[PROVIDED DATA]

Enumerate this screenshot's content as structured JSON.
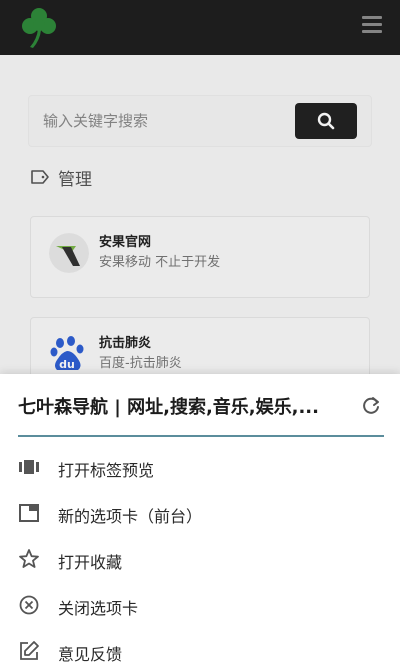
{
  "search": {
    "placeholder": "输入关键字搜索"
  },
  "section": {
    "label": "管理"
  },
  "cards": [
    {
      "title": "安果官网",
      "desc": "安果移动 不止于开发"
    },
    {
      "title": "抗击肺炎",
      "desc": "百度-抗击肺炎"
    }
  ],
  "sheet": {
    "title": "七叶森导航 | 网址,搜索,音乐,娱乐,...",
    "items": [
      {
        "label": "打开标签预览",
        "icon": "tab-preview-icon"
      },
      {
        "label": "新的选项卡（前台）",
        "icon": "new-tab-icon"
      },
      {
        "label": "打开收藏",
        "icon": "star-icon"
      },
      {
        "label": "关闭选项卡",
        "icon": "close-circle-icon"
      },
      {
        "label": "意见反馈",
        "icon": "edit-icon"
      }
    ]
  },
  "colors": {
    "topbar": "#1f1f1f",
    "accent_divider": "#5b8d9c",
    "logo_green": "#2f8a3a"
  }
}
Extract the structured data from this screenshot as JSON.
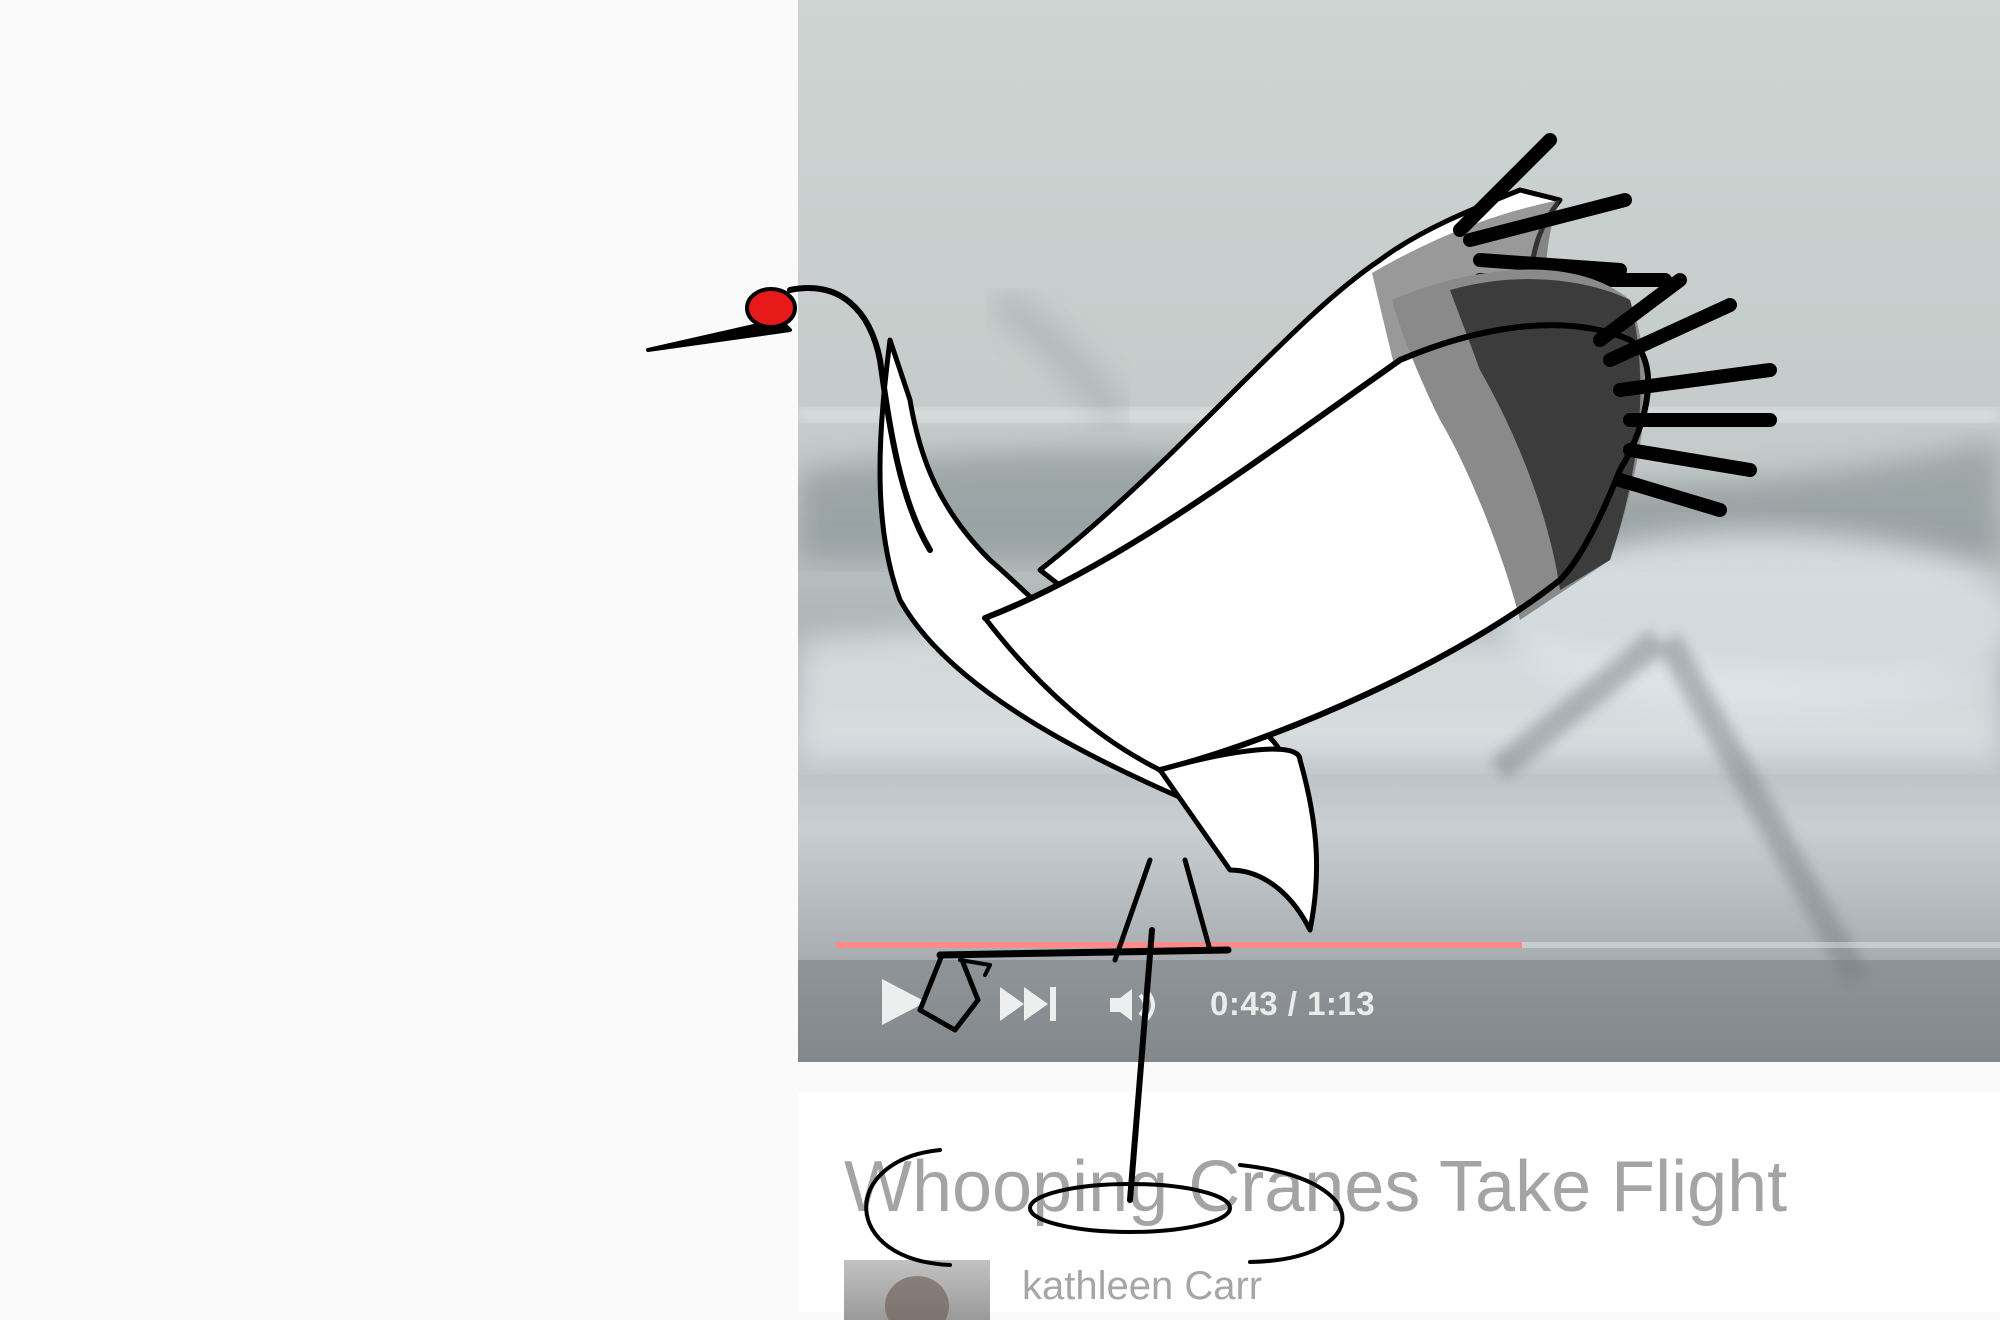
{
  "player": {
    "current_time": "0:43",
    "time_separator": " / ",
    "duration": "1:13",
    "progress_fraction": 0.589,
    "progress_color": "#ff8a8a",
    "controls": {
      "play_icon": "play-icon",
      "next_icon": "skip-next-icon",
      "volume_icon": "volume-icon"
    }
  },
  "video_info": {
    "title": "Whooping Cranes Take Flight",
    "channel_name": "kathleen Carr"
  },
  "overlay": {
    "illustration": "crane-illustration",
    "crown_color": "#e81919"
  }
}
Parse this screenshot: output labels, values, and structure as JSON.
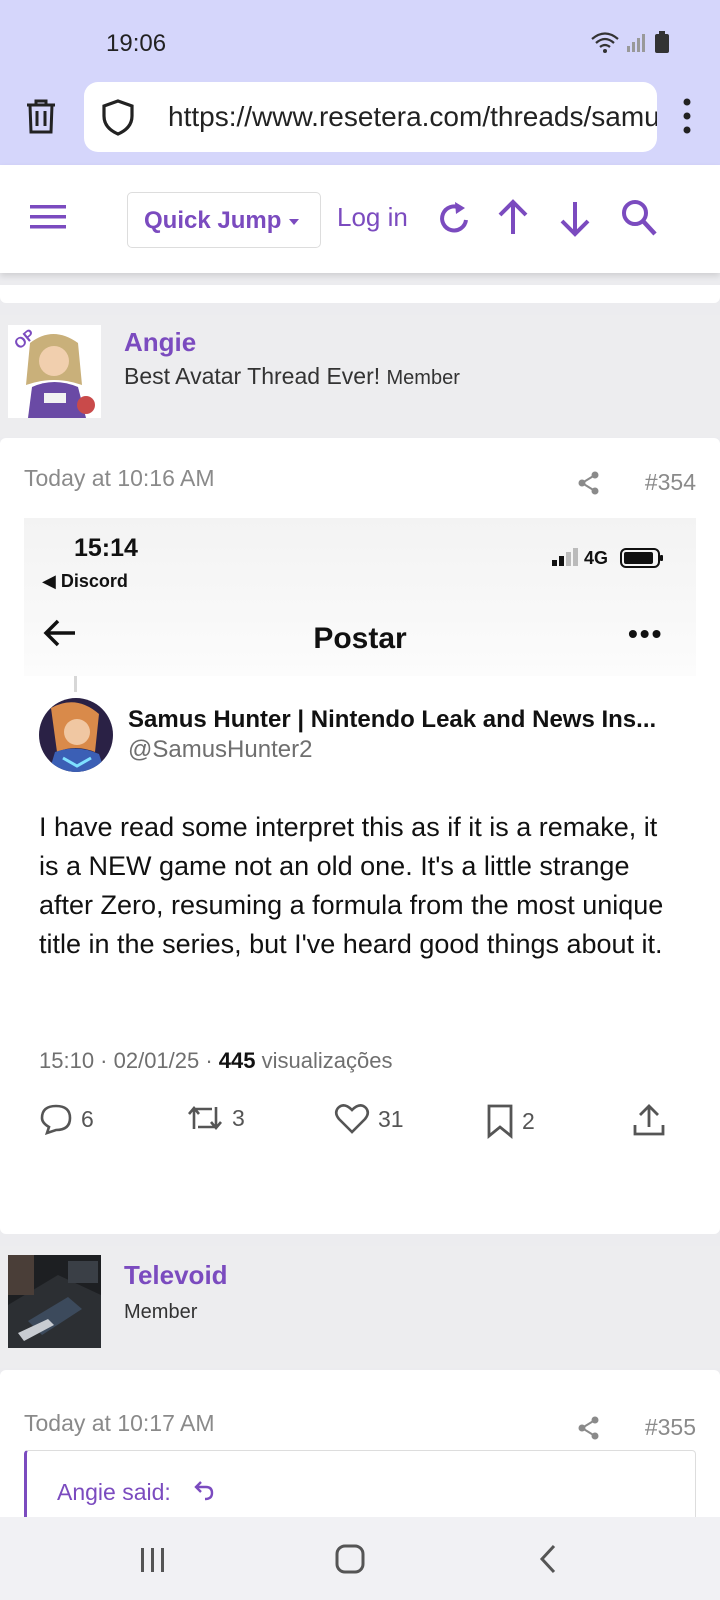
{
  "status_bar": {
    "time": "19:06"
  },
  "browser": {
    "url": "https://www.resetera.com/threads/samus"
  },
  "nav": {
    "quick_jump": "Quick Jump",
    "login": "Log in"
  },
  "posts": [
    {
      "username": "Angie",
      "op_badge": "OP",
      "title": "Best Avatar Thread Ever!",
      "role": "Member",
      "date": "Today at 10:16 AM",
      "number": "#354"
    },
    {
      "username": "Televoid",
      "role": "Member",
      "date": "Today at 10:17 AM",
      "number": "#355",
      "quote_label": "Angie said:"
    }
  ],
  "embed": {
    "time": "15:14",
    "back": "◀ Discord",
    "network": "4G",
    "title": "Postar",
    "tweet": {
      "name": "Samus Hunter | Nintendo Leak and News Ins...",
      "handle": "@SamusHunter2",
      "text": "I have read some interpret this as if it is a remake, it is a NEW game not an old one. It's a little strange after Zero, resuming a formula from the most unique title in the series, but I've heard good things about it.",
      "meta_prefix": "15:10 · 02/01/25 · ",
      "views": "445",
      "views_label": " visualizações",
      "replies": "6",
      "retweets": "3",
      "likes": "31",
      "bookmarks": "2"
    }
  }
}
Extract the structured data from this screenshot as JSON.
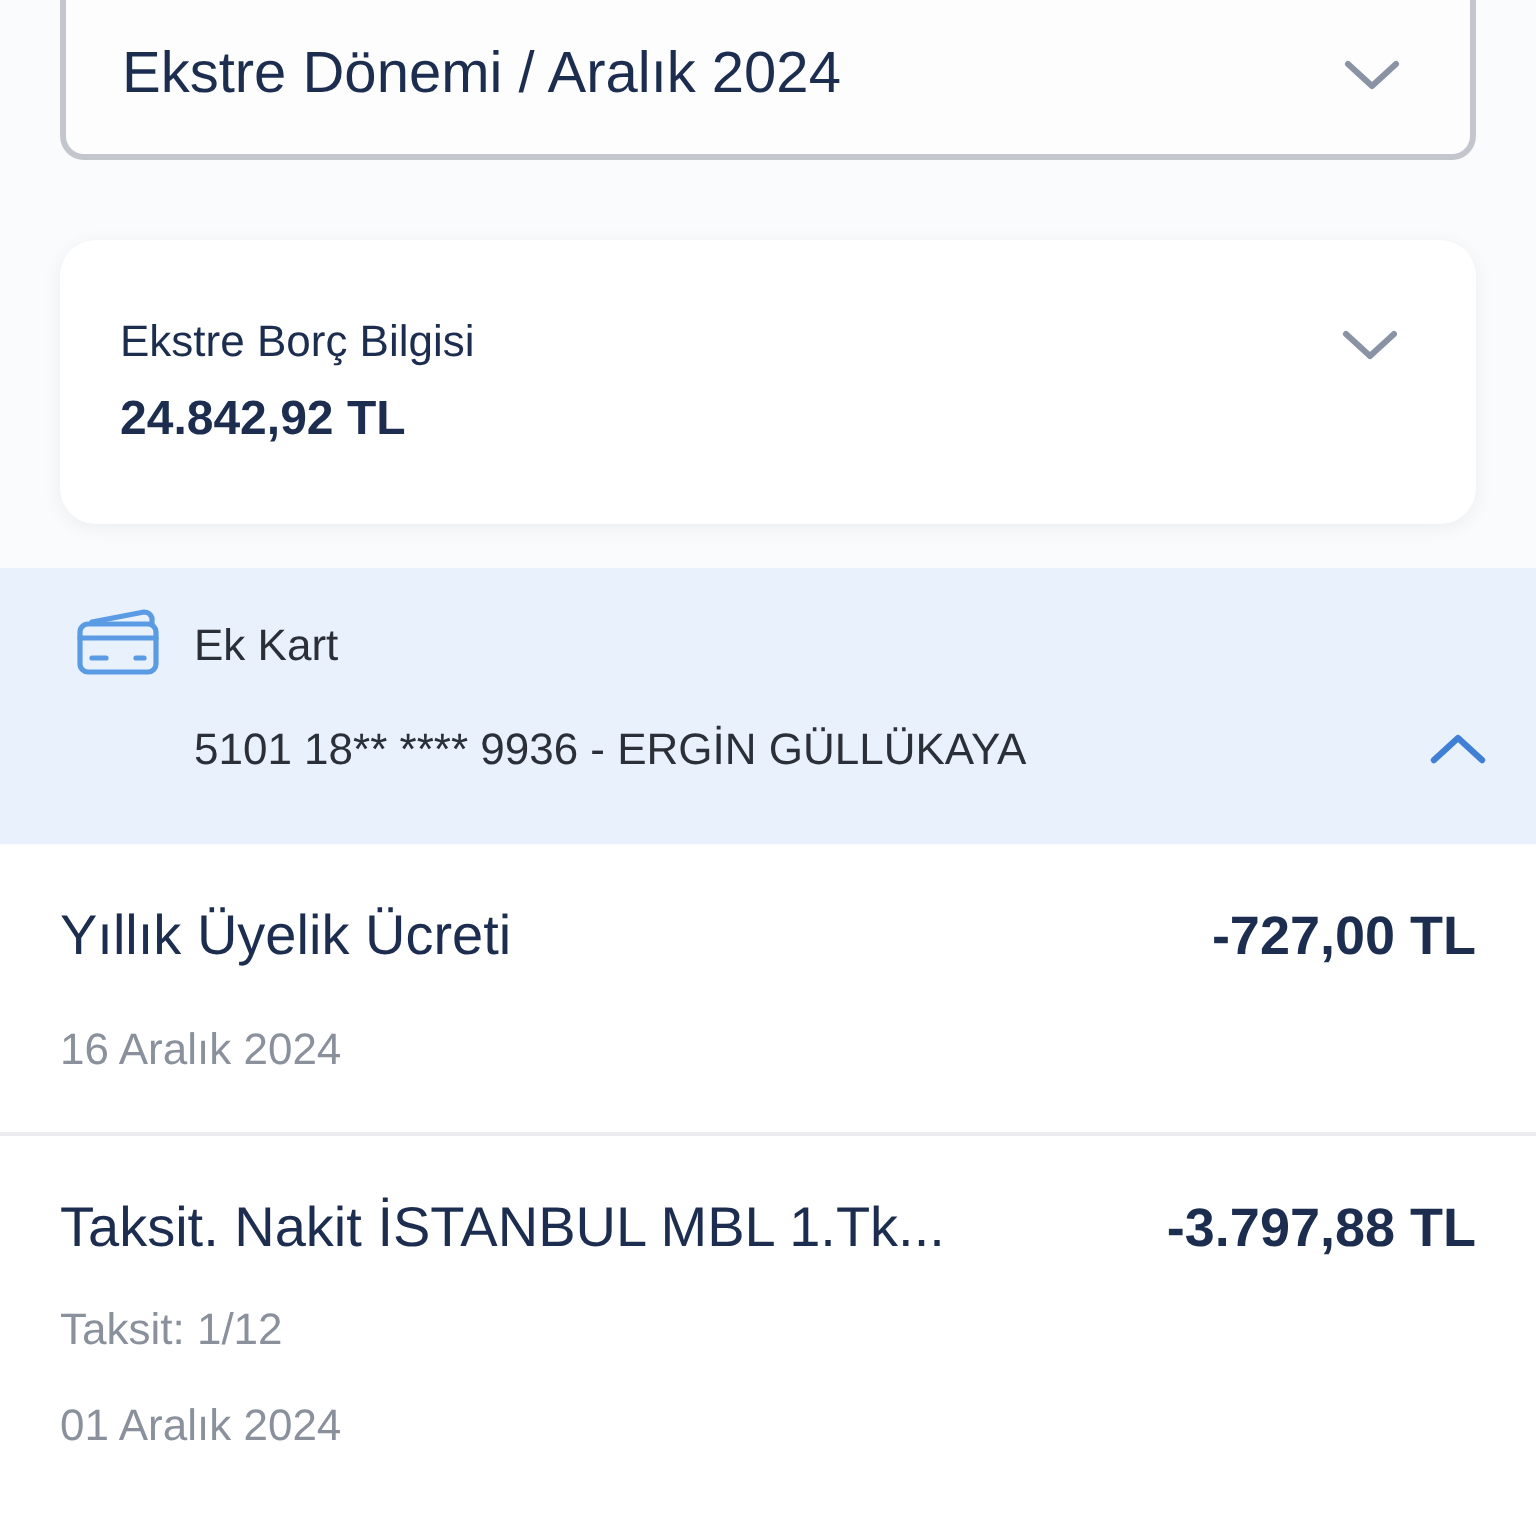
{
  "period_selector": {
    "label": "Ekstre Dönemi / Aralık 2024",
    "expanded": false
  },
  "debt_card": {
    "title": "Ekstre Borç Bilgisi",
    "amount": "24.842,92 TL",
    "expanded": false
  },
  "supplementary_card": {
    "title": "Ek Kart",
    "card_line": "5101 18** **** 9936 - ERGİN GÜLLÜKAYA",
    "expanded": true
  },
  "transactions": [
    {
      "title": "Yıllık Üyelik Ücreti",
      "amount": "-727,00 TL",
      "date": "16 Aralık 2024"
    },
    {
      "title": "Taksit. Nakit İSTANBUL MBL 1.Tk...",
      "amount": "-3.797,88 TL",
      "installment": "Taksit: 1/12",
      "date": "01 Aralık 2024"
    }
  ]
}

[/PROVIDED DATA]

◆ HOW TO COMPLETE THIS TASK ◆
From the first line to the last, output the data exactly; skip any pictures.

◆ ANSWER TO THE PROBLEM ◆
Enumerate this screenshot's content as structured JSON.
{
  "search": {
    "placeholder": "输入关键字搜索"
  },
  "section": {
    "label": "管理"
  },
  "cards": [
    {
      "title": "安果官网",
      "desc": "安果移动 不止于开发"
    },
    {
      "title": "抗击肺炎",
      "desc": "百度-抗击肺炎"
    }
  ],
  "sheet": {
    "title": "七叶森导航 | 网址,搜索,音乐,娱乐,...",
    "items": [
      {
        "label": "打开标签预览",
        "icon": "tab-preview-icon"
      },
      {
        "label": "新的选项卡（前台）",
        "icon": "new-tab-icon"
      },
      {
        "label": "打开收藏",
        "icon": "star-icon"
      },
      {
        "label": "关闭选项卡",
        "icon": "close-circle-icon"
      },
      {
        "label": "意见反馈",
        "icon": "edit-icon"
      }
    ]
  },
  "colors": {
    "topbar": "#1f1f1f",
    "accent_divider": "#5b8d9c",
    "logo_green": "#2f8a3a"
  }
}
Extract the structured data from this screenshot as JSON.
{
  "player": {
    "current_time": "0:43",
    "time_separator": " / ",
    "duration": "1:13",
    "progress_fraction": 0.589,
    "progress_color": "#ff8a8a",
    "controls": {
      "play_icon": "play-icon",
      "next_icon": "skip-next-icon",
      "volume_icon": "volume-icon"
    }
  },
  "video_info": {
    "title": "Whooping Cranes Take Flight",
    "channel_name": "kathleen Carr"
  },
  "overlay": {
    "illustration": "crane-illustration",
    "crown_color": "#e81919"
  }
}
Parse this screenshot: output labels, values, and structure as JSON.
{
  "status_bar": {
    "time": "19:06"
  },
  "browser": {
    "url": "https://www.resetera.com/threads/samus"
  },
  "nav": {
    "quick_jump": "Quick Jump",
    "login": "Log in"
  },
  "posts": [
    {
      "username": "Angie",
      "op_badge": "OP",
      "title": "Best Avatar Thread Ever!",
      "role": "Member",
      "date": "Today at 10:16 AM",
      "number": "#354"
    },
    {
      "username": "Televoid",
      "role": "Member",
      "date": "Today at 10:17 AM",
      "number": "#355",
      "quote_label": "Angie said:"
    }
  ],
  "embed": {
    "time": "15:14",
    "back": "◀ Discord",
    "network": "4G",
    "title": "Postar",
    "tweet": {
      "name": "Samus Hunter | Nintendo Leak and News Ins...",
      "handle": "@SamusHunter2",
      "text": "I have read some interpret this as if it is a remake, it is a NEW game not an old one. It's a little strange after Zero, resuming a formula from the most unique title in the series, but I've heard good things about it.",
      "meta_prefix": "15:10 · 02/01/25 · ",
      "views": "445",
      "views_label": " visualizações",
      "replies": "6",
      "retweets": "3",
      "likes": "31",
      "bookmarks": "2"
    }
  }
}
Extract the structured data from this screenshot as JSON.
{
  "period_selector": {
    "label": "Ekstre Dönemi / Aralık 2024",
    "expanded": false
  },
  "debt_card": {
    "title": "Ekstre Borç Bilgisi",
    "amount": "24.842,92 TL",
    "expanded": false
  },
  "supplementary_card": {
    "title": "Ek Kart",
    "card_line": "5101 18** **** 9936 - ERGİN GÜLLÜKAYA",
    "expanded": true
  },
  "transactions": [
    {
      "title": "Yıllık Üyelik Ücreti",
      "amount": "-727,00 TL",
      "date": "16 Aralık 2024"
    },
    {
      "title": "Taksit. Nakit İSTANBUL MBL 1.Tk...",
      "amount": "-3.797,88 TL",
      "installment": "Taksit: 1/12",
      "date": "01 Aralık 2024"
    }
  ]
}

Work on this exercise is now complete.